Task description: Whenever a line of the data below holds the string "icon", copy that line.
======== Provided entries
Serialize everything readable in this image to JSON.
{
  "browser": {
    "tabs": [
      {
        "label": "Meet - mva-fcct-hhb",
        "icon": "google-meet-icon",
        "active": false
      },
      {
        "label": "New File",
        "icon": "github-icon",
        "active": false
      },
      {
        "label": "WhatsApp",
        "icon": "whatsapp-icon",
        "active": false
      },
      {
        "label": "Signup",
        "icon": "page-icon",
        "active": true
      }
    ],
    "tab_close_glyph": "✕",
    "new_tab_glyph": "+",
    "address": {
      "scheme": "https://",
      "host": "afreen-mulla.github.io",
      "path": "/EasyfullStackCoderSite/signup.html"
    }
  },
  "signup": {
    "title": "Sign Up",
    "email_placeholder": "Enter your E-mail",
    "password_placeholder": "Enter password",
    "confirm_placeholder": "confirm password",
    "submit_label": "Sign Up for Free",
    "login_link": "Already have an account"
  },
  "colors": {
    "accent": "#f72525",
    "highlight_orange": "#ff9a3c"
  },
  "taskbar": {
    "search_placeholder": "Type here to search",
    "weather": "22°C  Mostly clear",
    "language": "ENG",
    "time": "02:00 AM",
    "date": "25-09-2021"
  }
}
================
Result of the task:
        "icon": "google-meet-icon",
        "icon": "github-icon",
        "icon": "whatsapp-icon",
        "icon": "page-icon",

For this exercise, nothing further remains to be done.